Stored data entries
====================
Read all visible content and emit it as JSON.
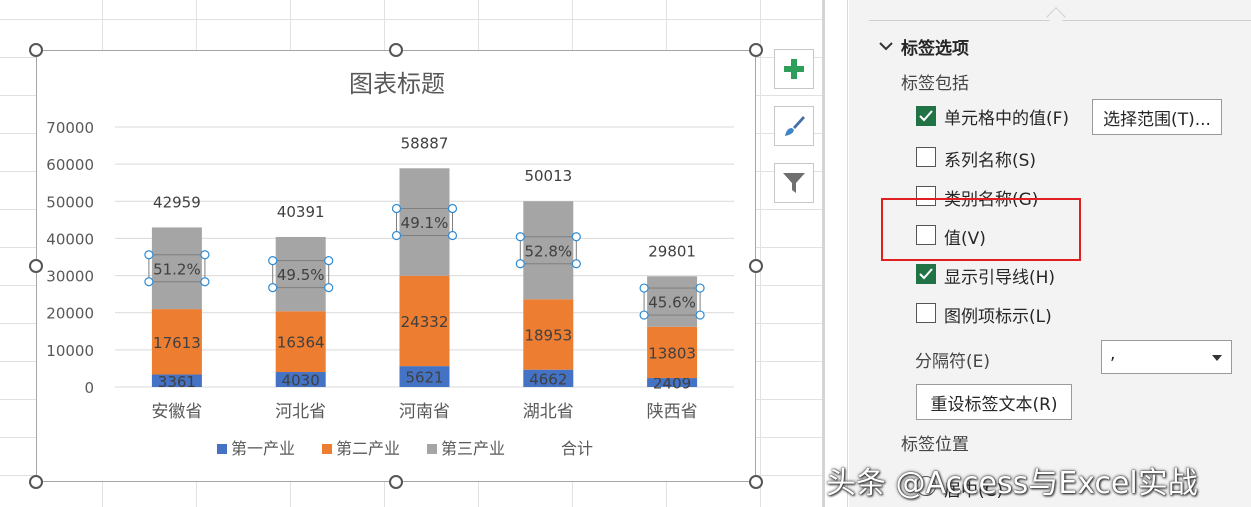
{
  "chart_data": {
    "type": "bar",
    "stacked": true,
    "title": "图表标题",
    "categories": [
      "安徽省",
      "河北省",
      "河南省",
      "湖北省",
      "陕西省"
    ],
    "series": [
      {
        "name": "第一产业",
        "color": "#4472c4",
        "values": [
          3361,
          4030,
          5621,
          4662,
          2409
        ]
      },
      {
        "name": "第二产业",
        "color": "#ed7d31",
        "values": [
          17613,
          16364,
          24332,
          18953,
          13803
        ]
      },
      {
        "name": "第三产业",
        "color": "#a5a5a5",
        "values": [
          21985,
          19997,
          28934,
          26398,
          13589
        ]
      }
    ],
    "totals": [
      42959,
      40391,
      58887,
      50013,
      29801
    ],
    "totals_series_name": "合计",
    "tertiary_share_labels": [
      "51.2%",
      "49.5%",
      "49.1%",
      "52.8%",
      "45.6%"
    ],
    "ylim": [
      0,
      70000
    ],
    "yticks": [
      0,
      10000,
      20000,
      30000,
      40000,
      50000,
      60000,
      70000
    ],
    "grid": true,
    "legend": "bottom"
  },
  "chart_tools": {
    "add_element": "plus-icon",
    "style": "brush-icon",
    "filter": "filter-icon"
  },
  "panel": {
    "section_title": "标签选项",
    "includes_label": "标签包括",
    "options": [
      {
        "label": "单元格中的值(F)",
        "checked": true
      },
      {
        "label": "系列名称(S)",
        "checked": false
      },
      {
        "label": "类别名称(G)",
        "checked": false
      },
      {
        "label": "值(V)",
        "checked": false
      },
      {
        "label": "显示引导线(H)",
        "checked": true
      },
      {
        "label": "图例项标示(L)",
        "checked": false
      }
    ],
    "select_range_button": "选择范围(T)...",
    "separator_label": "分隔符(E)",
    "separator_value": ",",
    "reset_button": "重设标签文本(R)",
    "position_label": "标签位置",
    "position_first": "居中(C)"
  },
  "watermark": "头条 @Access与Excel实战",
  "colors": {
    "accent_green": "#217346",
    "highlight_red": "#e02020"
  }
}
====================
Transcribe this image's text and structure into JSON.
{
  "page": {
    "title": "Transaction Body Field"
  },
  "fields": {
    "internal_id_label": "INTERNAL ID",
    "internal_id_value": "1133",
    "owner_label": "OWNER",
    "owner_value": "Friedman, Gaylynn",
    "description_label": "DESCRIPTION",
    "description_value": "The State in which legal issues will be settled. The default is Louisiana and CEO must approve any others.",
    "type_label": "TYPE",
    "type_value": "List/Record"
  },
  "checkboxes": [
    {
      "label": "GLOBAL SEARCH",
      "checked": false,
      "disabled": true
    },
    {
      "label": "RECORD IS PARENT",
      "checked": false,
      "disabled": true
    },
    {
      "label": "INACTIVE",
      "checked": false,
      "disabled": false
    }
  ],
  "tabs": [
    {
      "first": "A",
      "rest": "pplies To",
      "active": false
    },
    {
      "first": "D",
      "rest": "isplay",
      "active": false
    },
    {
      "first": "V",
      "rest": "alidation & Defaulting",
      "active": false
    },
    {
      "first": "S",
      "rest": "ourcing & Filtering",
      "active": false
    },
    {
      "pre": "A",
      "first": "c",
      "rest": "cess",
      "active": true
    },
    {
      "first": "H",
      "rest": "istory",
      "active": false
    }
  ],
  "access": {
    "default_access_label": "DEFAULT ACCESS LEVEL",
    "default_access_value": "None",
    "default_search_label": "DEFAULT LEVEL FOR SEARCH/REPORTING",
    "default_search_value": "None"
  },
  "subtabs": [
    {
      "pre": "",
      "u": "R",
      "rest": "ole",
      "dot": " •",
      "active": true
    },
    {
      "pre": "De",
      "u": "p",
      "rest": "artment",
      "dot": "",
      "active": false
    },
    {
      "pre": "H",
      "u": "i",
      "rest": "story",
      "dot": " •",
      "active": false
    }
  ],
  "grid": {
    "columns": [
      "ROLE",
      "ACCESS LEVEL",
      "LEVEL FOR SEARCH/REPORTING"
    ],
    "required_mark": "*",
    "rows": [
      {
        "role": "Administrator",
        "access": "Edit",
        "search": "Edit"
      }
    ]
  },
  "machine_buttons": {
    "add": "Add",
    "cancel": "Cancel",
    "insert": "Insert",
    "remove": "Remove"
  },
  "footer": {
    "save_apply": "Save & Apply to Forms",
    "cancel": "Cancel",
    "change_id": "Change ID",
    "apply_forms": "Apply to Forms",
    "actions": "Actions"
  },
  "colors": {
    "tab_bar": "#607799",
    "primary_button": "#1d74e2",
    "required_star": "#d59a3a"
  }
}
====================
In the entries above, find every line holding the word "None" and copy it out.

▶ _Result_:
    "default_access_value": "None",
    "default_search_value": "None"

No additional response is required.